=== Section Start ===

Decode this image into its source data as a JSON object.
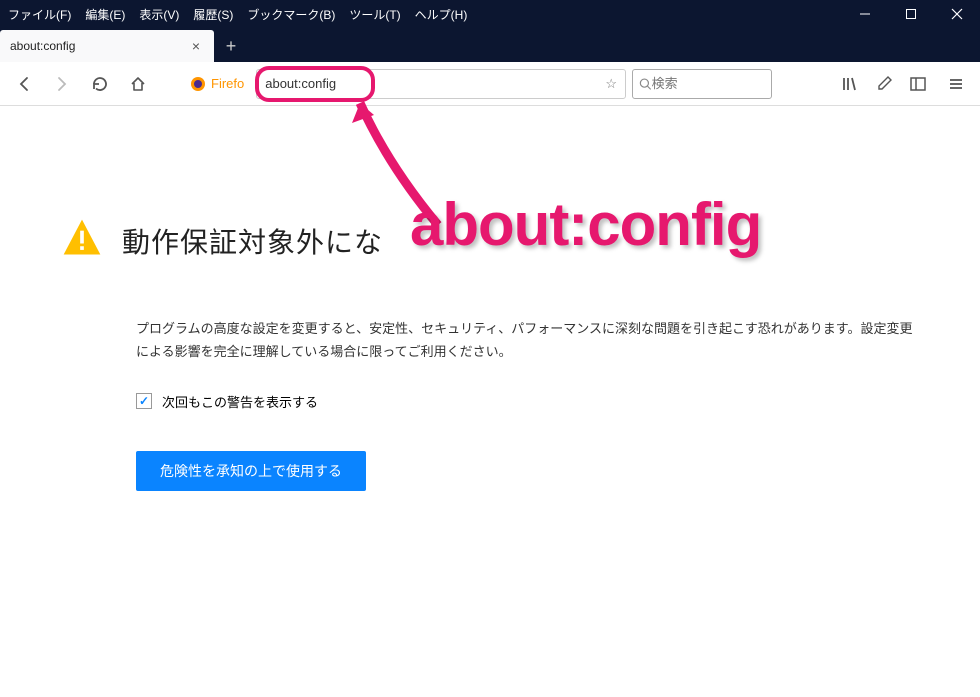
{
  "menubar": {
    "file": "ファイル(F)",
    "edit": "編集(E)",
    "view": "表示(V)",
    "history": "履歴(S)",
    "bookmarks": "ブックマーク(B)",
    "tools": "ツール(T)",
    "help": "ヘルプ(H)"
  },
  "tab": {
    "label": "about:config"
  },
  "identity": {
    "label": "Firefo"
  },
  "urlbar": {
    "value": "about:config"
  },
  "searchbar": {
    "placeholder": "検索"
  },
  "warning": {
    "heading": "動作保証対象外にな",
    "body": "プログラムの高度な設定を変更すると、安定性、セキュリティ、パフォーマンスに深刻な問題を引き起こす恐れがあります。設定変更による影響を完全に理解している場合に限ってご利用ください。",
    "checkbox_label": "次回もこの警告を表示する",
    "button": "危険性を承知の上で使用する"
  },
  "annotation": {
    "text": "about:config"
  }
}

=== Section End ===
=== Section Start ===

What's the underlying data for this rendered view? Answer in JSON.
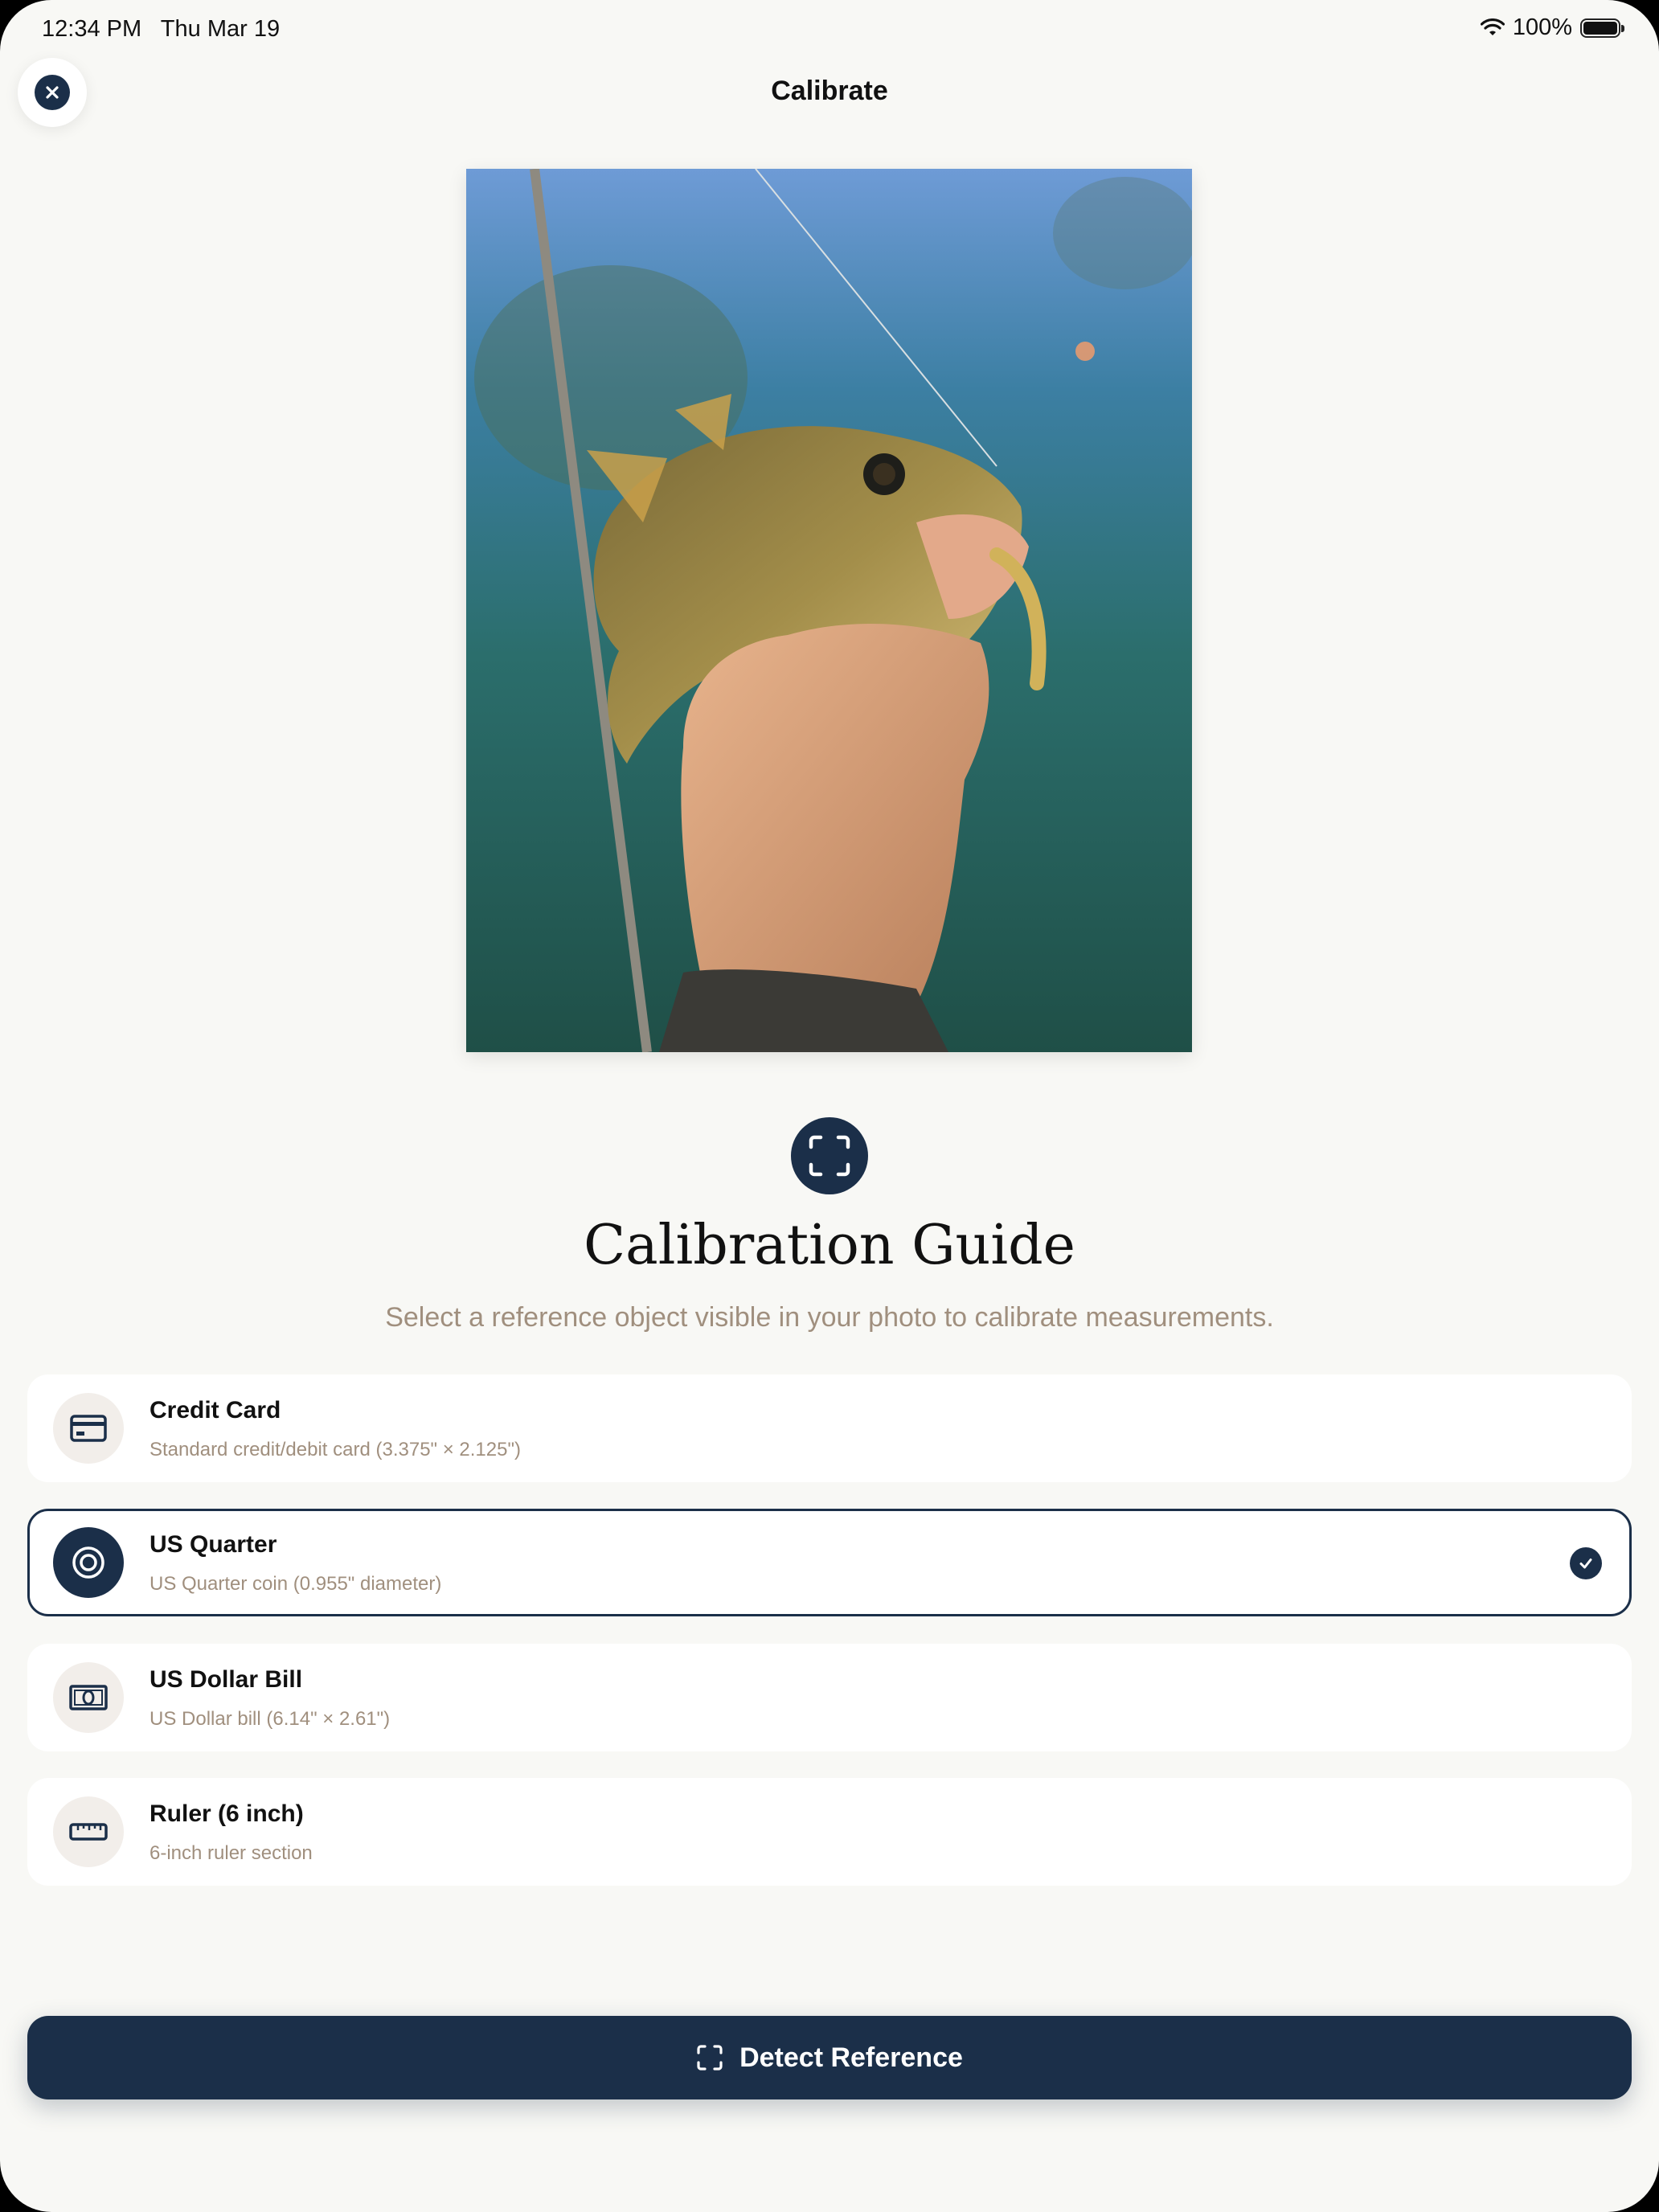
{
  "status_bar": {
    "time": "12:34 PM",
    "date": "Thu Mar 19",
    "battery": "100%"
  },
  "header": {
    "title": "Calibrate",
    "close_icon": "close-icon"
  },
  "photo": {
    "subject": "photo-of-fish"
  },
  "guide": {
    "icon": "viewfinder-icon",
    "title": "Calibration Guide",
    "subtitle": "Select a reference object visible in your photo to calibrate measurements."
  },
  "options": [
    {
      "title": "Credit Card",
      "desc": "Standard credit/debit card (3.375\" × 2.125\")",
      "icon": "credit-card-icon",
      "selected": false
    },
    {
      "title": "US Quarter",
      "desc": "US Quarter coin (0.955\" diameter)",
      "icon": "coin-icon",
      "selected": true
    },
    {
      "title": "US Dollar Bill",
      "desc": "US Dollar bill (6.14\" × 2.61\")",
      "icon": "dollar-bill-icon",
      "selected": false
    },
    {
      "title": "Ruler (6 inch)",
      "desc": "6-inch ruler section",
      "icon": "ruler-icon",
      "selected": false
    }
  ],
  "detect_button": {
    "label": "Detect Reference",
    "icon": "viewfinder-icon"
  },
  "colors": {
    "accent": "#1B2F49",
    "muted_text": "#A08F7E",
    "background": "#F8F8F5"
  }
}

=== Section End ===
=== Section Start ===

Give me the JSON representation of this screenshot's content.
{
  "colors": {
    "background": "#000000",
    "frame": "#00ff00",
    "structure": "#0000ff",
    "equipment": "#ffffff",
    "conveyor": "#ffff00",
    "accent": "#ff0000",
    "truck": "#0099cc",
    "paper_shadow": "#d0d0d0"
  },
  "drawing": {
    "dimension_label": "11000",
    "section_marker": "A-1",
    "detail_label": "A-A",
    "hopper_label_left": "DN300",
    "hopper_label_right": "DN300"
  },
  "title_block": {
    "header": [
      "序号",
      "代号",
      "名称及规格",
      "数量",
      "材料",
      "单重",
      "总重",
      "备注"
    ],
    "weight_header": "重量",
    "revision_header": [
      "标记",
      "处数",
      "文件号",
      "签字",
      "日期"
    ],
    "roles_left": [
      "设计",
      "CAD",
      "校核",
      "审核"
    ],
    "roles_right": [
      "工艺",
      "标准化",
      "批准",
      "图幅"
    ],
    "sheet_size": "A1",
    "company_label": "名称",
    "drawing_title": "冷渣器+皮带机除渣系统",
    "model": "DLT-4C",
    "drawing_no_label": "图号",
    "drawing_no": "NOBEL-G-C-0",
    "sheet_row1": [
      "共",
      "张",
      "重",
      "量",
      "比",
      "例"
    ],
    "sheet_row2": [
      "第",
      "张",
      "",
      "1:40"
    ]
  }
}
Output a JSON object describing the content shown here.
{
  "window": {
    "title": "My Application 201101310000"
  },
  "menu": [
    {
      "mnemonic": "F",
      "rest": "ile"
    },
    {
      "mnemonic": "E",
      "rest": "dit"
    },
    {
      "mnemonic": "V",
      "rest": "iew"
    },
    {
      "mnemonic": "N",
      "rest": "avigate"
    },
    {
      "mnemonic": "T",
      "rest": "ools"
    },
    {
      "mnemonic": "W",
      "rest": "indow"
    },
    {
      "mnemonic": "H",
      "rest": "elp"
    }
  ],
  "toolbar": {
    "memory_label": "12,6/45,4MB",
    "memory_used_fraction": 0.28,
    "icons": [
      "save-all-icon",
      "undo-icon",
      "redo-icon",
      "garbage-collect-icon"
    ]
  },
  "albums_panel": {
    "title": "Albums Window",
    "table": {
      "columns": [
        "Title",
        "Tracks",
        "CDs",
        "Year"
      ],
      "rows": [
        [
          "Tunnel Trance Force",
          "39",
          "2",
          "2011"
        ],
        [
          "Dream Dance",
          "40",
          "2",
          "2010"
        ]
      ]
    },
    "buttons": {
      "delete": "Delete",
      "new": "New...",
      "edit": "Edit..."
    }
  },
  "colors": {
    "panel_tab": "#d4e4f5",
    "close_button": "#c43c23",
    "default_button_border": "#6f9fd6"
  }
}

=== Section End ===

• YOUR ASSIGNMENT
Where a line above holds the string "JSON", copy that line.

• ANSWER SECTION
Decode this image into its source data as a JSON object.
What's the underlying data for this rendered view? Answer in JSON.
Give me the JSON representation of this screenshot's content.
Output a JSON object describing the content shown here.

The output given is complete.